Inspired by the prospectus regime for financial instruments, MiCA requires the issue (and, in certain cases, authorisation) of a white paper describing the features and risks of the relevant crypto-assets.
Depending on the type of issuance (including when the crypto-asset is issued for free, or to fewer than 150 persons) or the type of crypto-asset (including utility tokens), these requirements may be fully or partially disapplied.
Given the risks stemming from ARTs and e-money tokens, MiCA imposes additional requirements (including authorisation, governance, reserve assets and detailed conduct of business rules, including redemption requirements).
Asset-referenced tokens may only be issued by authorised issuers of ARTs or by credit institutions.
Some of the requirements may be partially disapplied if the issue is only offered to qualified investors (who must satisfy the conditions for professionals per se under MiFID II) or if the issued assets are below a certain threshold.
E-money-tokens are subject to very specific rules under MiCA, for example, regarding the contents of the white paper and valorisation. Also, e-money tokens may only be issued by credit institutions or e-money institutions.
MiCA also provides a new framework to prevent market abuse in the crypto-assets arena.
5. Timeline and next steps
Once it has been endorsed by the Council of the EU, the regulation is expected to be published in the EU Official Journal in June and enter into force in July 2023.
MiCA is intended to apply as from 18 months after its entry into force, which will take place on the twentieth day following its publication in the EU Official Journal. Certain provisions will, however, apply earlier, such as the requirements for ARTs and e-money tokens, which will apply 12 months after entry into force.
As the date of application is approaching, it is important to:
- Prepare to obtain the required licences or make the necessary notifications
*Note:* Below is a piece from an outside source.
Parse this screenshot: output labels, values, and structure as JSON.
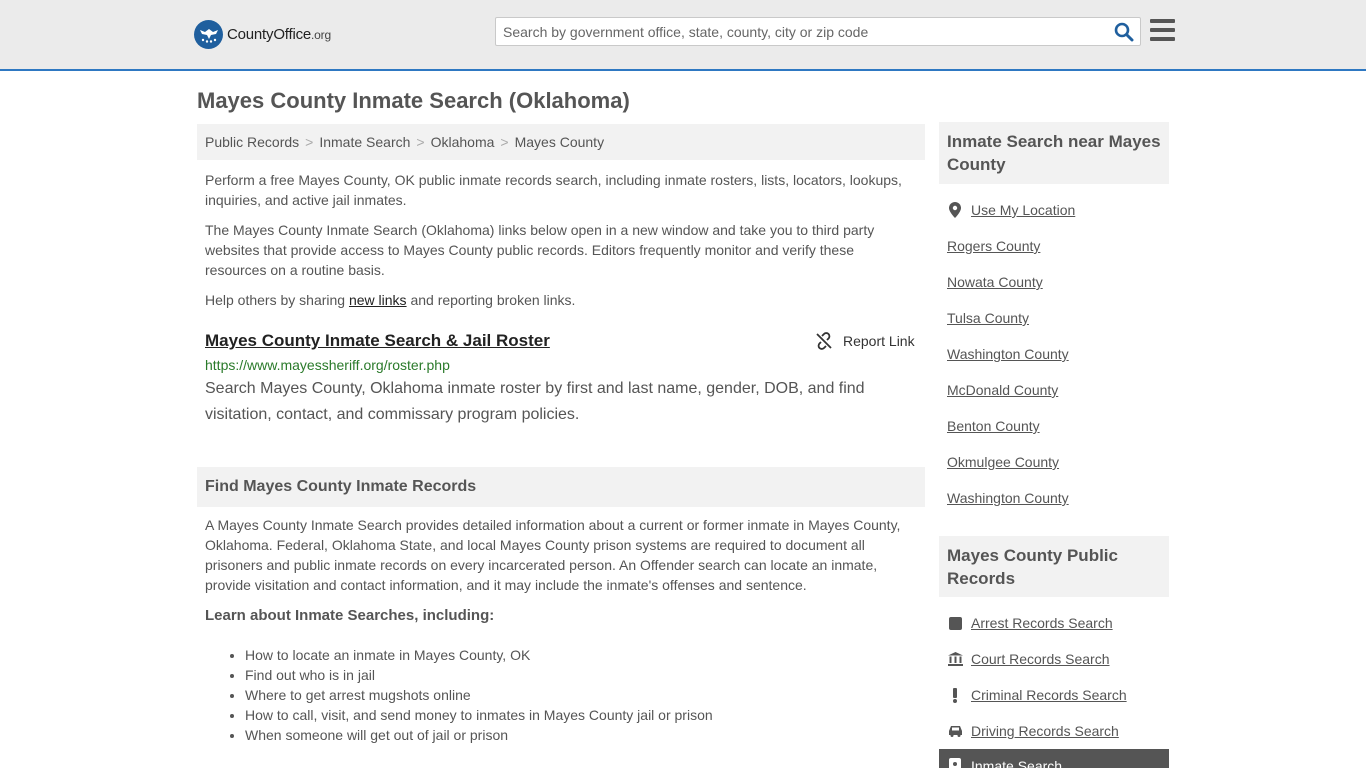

- Start drafting white papers, policies and procedures
- Consider revising contracts and arrangements with external providers